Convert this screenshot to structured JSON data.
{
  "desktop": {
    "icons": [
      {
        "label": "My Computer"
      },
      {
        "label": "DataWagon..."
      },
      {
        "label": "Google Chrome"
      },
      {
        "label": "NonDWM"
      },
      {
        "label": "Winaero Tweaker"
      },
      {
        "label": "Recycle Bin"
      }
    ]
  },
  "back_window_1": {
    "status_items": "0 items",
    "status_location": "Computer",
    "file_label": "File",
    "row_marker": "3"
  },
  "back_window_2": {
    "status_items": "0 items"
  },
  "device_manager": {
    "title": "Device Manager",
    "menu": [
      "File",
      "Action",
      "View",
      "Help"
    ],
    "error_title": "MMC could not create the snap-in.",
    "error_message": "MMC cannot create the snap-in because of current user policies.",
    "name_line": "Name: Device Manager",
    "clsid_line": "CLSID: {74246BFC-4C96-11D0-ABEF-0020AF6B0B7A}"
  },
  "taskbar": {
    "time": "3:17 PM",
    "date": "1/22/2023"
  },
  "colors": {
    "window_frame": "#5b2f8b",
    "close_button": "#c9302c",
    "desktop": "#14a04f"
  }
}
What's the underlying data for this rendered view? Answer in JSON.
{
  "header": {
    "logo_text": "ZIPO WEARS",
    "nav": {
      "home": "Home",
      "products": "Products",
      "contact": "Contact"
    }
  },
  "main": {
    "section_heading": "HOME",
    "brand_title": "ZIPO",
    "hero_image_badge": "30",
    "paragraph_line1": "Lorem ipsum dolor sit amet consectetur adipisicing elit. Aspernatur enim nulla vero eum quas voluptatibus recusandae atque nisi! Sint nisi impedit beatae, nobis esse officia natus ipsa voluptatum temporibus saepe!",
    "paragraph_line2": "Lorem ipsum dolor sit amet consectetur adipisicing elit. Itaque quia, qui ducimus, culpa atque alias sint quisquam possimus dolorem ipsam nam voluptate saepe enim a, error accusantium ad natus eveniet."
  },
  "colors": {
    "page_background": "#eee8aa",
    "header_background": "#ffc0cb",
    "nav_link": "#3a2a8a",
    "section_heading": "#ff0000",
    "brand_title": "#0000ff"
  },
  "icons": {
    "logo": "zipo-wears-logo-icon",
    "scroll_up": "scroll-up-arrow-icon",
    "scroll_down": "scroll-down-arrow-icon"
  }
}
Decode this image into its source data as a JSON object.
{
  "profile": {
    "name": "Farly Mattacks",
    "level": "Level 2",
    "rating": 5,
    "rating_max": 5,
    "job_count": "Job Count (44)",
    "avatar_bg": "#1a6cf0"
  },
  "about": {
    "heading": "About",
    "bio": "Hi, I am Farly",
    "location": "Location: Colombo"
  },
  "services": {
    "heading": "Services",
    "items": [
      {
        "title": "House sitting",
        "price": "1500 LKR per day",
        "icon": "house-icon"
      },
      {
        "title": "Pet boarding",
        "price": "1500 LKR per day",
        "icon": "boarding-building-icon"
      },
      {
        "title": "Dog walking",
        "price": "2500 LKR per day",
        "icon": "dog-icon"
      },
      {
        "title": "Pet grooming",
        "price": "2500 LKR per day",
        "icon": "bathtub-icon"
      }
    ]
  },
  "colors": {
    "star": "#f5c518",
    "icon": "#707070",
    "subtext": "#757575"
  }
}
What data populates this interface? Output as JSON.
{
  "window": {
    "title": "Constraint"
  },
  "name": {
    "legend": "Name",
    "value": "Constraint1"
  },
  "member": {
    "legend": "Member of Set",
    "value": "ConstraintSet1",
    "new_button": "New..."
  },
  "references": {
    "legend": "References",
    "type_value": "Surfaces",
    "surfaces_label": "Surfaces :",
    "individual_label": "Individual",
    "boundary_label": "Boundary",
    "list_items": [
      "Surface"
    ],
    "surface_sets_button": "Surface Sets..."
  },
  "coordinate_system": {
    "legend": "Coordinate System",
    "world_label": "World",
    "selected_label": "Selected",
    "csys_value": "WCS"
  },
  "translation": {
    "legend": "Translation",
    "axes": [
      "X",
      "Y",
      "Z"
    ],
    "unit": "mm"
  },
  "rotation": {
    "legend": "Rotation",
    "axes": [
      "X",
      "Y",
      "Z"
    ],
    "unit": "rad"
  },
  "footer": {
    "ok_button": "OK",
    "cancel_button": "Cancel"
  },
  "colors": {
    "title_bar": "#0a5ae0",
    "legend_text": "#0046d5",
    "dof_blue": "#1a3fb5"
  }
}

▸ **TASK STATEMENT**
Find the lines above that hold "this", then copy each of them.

▸ **TASK RESULT**
Convert this screenshot to structured JSON data.
What's the underlying data for this rendered view? Answer in JSON.
Decode this image into its source data as a JSON object.
What data populates this interface? Output as JSON.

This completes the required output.